Task input Start Marker

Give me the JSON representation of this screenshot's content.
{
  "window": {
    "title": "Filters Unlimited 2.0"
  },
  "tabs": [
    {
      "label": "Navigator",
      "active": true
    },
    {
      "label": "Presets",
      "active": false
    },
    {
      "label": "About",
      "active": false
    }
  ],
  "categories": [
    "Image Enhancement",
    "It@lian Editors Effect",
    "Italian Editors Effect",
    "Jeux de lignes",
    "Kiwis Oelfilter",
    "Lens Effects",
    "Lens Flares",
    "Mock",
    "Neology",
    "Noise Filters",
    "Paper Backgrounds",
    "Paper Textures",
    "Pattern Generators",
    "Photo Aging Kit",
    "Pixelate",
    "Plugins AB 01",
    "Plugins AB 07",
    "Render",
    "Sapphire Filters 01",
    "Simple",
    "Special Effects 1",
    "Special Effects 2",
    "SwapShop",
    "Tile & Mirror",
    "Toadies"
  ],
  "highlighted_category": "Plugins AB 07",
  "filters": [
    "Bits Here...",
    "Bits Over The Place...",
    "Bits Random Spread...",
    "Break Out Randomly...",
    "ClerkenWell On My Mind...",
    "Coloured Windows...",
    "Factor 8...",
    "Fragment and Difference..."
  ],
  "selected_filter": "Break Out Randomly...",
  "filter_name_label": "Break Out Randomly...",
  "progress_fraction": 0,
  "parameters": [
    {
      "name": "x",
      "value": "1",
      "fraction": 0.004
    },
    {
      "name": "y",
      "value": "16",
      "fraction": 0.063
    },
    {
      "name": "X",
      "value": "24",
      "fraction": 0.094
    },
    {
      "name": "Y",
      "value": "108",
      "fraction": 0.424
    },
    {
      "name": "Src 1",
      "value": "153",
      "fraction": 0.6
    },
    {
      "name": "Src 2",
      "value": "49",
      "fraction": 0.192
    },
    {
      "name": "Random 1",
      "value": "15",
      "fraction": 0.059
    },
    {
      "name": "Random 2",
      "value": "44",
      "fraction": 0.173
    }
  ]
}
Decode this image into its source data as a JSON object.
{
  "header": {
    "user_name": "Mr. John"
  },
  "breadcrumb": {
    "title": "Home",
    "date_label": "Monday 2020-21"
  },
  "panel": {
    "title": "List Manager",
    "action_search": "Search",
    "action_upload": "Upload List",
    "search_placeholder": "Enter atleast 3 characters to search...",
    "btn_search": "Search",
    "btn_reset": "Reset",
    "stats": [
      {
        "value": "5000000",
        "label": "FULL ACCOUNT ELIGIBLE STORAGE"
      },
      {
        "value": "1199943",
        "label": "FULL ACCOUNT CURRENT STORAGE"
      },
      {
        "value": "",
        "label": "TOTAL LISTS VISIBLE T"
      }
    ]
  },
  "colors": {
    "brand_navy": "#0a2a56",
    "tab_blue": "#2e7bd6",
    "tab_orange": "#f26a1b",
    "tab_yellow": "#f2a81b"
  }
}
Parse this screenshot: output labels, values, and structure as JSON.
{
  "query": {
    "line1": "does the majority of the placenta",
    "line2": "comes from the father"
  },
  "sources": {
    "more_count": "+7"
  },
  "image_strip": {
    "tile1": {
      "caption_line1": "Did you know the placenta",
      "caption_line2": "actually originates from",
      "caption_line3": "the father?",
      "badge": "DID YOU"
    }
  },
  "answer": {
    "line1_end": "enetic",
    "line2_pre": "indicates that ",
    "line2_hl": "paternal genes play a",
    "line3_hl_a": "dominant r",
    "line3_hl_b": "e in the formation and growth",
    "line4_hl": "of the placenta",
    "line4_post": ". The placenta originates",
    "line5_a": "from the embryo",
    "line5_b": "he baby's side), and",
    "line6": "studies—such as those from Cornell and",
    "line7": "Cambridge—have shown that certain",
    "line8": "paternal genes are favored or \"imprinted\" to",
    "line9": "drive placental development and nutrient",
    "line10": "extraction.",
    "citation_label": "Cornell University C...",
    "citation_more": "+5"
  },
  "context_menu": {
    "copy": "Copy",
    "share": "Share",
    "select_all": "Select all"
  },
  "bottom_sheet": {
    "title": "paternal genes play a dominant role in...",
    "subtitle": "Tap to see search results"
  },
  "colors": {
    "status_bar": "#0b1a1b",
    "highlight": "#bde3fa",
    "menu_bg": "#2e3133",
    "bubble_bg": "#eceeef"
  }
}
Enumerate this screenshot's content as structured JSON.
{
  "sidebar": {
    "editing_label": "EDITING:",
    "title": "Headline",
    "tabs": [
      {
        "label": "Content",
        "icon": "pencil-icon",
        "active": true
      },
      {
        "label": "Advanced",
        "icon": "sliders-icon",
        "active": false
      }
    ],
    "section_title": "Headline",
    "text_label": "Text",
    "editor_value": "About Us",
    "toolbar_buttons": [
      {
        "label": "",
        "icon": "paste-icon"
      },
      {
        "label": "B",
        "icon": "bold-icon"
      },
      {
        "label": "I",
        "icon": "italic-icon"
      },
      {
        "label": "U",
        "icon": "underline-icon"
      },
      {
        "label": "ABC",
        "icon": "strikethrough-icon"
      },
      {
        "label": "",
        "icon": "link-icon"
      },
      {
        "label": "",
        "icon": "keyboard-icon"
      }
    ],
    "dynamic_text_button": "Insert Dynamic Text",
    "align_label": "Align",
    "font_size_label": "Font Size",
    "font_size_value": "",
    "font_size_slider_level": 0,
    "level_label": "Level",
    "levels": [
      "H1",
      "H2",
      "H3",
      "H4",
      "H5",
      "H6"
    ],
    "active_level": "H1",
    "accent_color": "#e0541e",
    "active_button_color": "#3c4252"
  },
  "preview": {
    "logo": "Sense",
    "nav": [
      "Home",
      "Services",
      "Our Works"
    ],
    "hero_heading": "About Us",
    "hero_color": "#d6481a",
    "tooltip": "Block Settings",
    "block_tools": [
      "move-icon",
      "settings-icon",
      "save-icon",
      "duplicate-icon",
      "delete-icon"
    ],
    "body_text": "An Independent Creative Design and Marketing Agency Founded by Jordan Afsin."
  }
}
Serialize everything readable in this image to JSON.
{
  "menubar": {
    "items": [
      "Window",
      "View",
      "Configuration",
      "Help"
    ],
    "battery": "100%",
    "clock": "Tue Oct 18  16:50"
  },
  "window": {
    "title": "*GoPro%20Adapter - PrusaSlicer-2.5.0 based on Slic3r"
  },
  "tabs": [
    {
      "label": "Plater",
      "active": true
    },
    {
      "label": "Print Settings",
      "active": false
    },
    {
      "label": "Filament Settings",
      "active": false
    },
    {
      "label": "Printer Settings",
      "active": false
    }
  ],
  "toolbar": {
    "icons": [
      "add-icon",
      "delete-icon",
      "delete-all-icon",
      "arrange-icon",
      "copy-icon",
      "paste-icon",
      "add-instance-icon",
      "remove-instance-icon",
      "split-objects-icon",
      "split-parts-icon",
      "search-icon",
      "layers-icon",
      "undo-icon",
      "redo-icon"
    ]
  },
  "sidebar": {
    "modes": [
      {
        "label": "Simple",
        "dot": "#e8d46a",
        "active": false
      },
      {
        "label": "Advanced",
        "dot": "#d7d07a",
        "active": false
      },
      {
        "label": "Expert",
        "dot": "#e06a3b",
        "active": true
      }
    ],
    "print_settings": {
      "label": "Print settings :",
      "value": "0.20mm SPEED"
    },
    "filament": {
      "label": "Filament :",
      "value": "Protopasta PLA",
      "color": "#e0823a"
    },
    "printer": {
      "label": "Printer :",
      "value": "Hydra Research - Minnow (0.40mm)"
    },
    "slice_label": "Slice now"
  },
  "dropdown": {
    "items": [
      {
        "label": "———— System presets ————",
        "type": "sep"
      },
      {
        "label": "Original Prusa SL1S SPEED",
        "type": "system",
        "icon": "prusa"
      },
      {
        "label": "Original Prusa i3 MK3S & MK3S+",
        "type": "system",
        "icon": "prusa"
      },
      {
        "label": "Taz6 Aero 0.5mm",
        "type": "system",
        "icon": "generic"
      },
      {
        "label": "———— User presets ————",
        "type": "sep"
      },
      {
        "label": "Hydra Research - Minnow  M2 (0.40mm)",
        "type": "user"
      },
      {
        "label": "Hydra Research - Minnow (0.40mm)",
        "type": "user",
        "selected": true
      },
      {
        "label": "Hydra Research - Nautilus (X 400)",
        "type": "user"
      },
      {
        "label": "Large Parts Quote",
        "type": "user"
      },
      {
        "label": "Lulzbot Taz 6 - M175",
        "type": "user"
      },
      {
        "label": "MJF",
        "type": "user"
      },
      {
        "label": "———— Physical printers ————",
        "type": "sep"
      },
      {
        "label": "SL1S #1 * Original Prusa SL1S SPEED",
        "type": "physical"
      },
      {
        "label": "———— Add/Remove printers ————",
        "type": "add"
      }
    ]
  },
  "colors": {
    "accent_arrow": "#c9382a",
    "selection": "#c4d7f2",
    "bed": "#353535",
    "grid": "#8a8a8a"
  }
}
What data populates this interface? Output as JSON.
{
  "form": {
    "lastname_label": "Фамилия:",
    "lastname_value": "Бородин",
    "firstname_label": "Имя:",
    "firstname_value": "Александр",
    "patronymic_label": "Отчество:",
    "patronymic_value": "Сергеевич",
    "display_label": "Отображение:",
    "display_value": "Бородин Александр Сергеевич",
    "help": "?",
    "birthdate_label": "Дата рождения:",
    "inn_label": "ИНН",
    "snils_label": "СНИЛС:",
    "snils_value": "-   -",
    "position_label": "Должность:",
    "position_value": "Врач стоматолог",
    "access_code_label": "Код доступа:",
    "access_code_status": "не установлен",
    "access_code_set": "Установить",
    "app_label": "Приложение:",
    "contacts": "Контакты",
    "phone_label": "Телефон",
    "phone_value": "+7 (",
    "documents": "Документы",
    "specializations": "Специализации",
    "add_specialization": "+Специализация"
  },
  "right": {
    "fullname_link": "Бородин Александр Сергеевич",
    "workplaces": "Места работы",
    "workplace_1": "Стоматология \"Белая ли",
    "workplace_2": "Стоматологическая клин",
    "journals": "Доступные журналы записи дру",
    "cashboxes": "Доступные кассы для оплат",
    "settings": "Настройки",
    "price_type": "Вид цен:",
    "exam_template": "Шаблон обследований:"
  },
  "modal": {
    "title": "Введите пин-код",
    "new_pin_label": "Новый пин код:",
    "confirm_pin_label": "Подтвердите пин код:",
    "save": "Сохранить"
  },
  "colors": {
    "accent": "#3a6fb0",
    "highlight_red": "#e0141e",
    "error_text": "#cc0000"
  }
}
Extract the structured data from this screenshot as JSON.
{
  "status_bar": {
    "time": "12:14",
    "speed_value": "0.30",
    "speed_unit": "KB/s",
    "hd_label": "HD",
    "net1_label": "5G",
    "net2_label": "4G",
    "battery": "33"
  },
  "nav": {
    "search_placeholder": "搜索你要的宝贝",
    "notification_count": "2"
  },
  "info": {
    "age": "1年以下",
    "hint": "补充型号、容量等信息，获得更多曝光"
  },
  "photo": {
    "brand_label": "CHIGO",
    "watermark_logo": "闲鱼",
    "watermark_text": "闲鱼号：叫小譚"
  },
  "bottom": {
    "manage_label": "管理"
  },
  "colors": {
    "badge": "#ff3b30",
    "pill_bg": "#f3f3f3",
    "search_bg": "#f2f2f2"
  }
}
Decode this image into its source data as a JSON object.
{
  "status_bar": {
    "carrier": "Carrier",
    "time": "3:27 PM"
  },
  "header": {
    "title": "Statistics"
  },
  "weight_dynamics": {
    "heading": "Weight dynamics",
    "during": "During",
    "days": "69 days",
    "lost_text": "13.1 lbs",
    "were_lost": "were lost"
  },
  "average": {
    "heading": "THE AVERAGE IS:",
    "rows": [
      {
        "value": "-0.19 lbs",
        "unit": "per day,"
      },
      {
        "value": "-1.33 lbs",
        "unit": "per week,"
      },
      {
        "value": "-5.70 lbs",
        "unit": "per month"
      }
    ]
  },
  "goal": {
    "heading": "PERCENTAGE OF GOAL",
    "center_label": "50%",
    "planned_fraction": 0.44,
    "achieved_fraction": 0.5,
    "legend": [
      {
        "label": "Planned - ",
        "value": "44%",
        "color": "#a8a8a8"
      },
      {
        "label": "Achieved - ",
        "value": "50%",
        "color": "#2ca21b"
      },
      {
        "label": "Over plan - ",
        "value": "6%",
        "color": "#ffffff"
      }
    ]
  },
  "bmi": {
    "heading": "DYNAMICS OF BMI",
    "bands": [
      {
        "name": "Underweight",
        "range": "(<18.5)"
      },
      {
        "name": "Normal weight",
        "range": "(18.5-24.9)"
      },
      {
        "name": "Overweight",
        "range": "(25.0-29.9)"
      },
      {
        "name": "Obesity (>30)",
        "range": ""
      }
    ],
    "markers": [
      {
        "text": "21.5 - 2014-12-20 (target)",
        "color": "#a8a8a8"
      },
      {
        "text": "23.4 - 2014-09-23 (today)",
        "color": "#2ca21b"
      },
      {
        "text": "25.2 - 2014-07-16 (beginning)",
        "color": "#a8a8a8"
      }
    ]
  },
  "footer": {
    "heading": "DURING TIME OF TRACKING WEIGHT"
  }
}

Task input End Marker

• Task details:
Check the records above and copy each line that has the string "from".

• Solution to this exercise:
    "line2": "comes from the father"
      "caption_line2": "actually originates from",
    "line5_a": "from the embryo",
    "line6": "studies—such as those from Cornell and",
Extract the structured data from this screenshot as JSON.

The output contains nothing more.